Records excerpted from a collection
════════════════

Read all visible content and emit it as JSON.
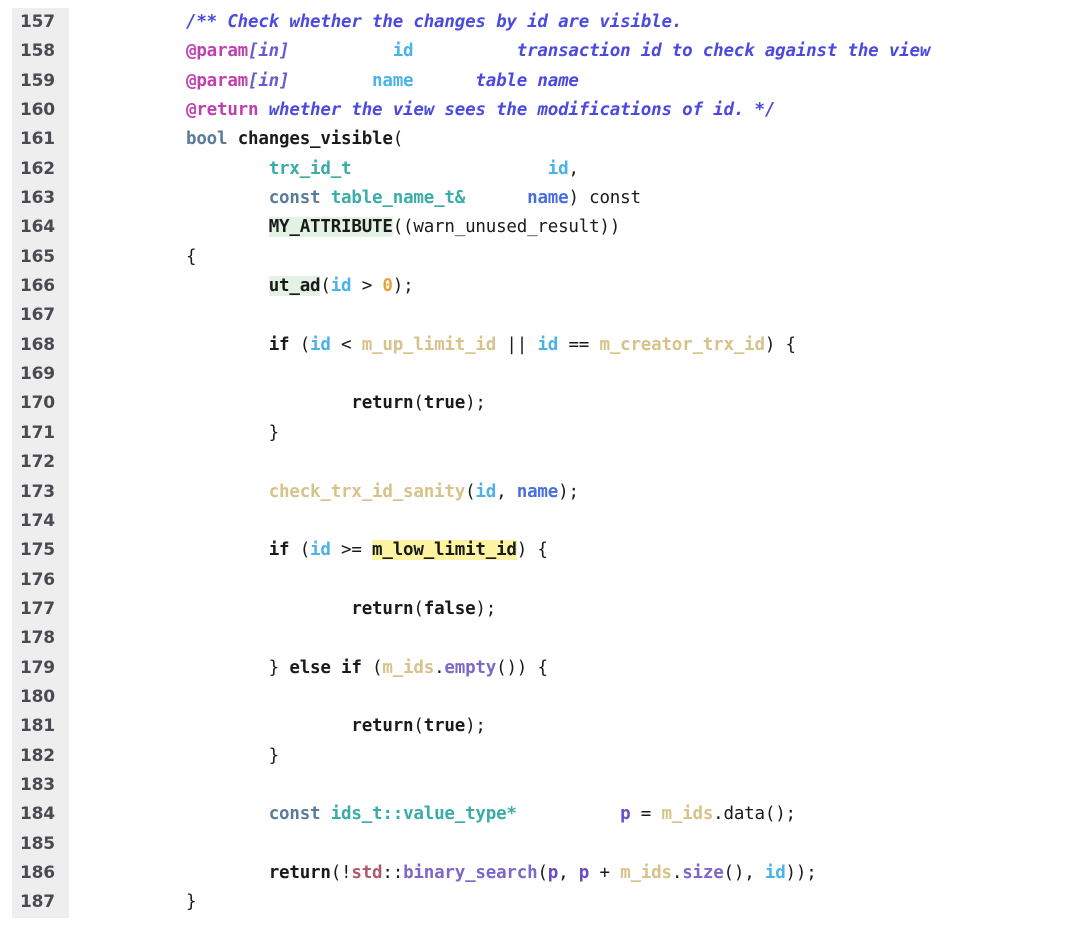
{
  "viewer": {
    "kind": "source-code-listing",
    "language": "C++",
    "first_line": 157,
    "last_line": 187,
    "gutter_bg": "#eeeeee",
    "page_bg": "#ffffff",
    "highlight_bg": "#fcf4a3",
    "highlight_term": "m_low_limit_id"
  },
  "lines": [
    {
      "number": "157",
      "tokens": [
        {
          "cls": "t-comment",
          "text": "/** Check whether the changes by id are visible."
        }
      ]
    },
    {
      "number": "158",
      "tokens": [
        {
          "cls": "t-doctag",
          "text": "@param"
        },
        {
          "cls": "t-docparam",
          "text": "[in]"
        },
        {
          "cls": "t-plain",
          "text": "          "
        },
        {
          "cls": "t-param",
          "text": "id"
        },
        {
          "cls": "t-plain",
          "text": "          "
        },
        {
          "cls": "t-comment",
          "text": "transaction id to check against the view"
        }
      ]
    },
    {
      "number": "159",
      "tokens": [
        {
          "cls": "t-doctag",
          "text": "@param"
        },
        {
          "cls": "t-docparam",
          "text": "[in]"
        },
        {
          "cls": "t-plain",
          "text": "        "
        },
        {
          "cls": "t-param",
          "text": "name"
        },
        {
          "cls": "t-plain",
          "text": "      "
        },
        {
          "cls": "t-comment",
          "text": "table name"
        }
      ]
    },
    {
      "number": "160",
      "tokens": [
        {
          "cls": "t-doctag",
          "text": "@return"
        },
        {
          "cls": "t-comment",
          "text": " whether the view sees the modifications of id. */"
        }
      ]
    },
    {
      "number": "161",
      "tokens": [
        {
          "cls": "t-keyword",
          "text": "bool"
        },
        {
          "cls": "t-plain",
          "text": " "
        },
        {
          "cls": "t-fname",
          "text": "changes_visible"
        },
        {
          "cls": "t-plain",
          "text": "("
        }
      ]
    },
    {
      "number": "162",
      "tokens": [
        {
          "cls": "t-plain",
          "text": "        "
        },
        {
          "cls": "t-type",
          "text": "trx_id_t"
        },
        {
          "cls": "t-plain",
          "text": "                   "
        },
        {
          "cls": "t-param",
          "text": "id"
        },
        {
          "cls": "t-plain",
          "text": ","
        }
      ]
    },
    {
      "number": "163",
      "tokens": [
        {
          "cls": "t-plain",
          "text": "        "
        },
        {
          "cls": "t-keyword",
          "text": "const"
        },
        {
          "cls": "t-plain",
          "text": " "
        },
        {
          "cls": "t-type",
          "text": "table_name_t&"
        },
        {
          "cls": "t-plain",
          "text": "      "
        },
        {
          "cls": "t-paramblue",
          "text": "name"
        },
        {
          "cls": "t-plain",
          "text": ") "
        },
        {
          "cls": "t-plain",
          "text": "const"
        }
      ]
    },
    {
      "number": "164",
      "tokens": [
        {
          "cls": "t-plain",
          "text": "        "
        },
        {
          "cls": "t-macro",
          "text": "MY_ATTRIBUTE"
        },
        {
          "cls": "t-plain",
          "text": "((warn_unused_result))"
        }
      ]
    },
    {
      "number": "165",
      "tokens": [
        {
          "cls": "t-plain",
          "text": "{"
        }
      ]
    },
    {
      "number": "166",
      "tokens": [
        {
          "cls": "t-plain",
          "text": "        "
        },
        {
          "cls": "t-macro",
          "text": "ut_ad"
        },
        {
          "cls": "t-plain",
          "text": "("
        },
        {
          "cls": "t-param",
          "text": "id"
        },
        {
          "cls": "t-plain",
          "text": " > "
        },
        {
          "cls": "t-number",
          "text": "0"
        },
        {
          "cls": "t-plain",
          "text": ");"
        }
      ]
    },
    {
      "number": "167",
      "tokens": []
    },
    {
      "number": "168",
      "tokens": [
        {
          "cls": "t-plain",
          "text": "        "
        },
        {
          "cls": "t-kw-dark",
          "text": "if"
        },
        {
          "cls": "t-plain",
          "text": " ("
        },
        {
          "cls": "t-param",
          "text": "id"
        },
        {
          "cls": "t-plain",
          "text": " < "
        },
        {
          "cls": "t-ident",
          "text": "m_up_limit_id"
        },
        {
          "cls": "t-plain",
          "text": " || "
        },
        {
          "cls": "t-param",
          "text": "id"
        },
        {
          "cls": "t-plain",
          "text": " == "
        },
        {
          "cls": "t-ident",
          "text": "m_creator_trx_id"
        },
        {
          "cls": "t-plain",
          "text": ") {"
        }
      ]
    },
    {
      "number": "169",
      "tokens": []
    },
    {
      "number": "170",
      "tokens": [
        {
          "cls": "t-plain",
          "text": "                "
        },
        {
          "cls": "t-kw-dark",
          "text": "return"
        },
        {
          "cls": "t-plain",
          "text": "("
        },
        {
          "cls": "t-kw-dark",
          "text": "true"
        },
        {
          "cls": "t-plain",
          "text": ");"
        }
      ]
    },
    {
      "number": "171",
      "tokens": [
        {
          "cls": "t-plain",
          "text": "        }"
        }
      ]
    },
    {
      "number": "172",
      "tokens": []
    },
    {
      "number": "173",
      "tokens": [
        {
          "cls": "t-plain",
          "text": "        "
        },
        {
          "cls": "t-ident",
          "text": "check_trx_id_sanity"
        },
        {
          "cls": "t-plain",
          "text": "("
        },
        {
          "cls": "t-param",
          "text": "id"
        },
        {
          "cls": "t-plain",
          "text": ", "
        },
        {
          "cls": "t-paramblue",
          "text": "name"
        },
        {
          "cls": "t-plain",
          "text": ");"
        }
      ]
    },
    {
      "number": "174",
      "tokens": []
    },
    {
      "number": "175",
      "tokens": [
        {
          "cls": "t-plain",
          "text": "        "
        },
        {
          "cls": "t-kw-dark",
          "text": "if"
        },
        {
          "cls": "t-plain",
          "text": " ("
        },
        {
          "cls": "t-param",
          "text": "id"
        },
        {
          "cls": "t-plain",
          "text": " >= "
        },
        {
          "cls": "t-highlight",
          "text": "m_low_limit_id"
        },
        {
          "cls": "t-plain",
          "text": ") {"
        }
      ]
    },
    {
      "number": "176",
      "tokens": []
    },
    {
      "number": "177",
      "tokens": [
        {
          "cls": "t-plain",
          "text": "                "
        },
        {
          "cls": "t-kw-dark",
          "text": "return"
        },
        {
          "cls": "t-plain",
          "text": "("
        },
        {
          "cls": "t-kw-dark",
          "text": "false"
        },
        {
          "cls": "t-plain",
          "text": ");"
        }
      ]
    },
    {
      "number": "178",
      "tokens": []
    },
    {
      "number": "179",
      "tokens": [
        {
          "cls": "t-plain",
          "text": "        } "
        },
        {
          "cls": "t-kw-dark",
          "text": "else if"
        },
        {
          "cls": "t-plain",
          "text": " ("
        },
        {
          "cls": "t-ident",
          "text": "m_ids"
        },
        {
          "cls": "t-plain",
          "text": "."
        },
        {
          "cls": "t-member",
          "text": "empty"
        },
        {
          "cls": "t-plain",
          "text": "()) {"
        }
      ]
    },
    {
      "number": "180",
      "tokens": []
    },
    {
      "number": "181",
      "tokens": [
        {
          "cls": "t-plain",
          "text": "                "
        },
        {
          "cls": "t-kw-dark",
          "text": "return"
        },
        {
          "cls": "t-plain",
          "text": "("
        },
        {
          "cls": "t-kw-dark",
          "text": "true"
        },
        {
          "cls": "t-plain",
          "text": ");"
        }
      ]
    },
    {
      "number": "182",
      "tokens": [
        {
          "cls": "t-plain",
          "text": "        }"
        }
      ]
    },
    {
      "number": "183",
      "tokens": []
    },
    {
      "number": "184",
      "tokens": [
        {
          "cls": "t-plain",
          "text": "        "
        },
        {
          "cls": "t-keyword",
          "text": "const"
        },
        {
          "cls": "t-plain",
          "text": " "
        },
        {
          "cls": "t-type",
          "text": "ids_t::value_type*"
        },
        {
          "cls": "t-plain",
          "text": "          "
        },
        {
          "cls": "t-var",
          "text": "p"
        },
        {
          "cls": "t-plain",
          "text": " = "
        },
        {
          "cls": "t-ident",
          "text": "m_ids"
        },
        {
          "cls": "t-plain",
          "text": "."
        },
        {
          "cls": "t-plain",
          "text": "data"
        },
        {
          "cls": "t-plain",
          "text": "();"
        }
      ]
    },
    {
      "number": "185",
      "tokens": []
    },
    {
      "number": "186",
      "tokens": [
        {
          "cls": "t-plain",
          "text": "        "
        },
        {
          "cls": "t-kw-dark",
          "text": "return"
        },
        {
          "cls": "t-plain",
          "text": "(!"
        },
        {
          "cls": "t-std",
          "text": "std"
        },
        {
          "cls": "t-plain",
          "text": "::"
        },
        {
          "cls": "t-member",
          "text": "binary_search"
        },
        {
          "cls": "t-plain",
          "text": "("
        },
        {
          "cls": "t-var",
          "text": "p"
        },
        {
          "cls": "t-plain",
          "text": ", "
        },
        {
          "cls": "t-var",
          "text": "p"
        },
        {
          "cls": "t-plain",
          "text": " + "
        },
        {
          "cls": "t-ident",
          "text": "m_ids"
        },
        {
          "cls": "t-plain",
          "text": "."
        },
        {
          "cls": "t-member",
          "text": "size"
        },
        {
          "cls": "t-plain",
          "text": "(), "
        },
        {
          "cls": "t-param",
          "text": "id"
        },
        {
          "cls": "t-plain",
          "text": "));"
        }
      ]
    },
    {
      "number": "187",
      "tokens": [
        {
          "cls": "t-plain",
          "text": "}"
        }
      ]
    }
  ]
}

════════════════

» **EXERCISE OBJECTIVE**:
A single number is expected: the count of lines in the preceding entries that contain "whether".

» **WRITTEN SOLUTION**:
2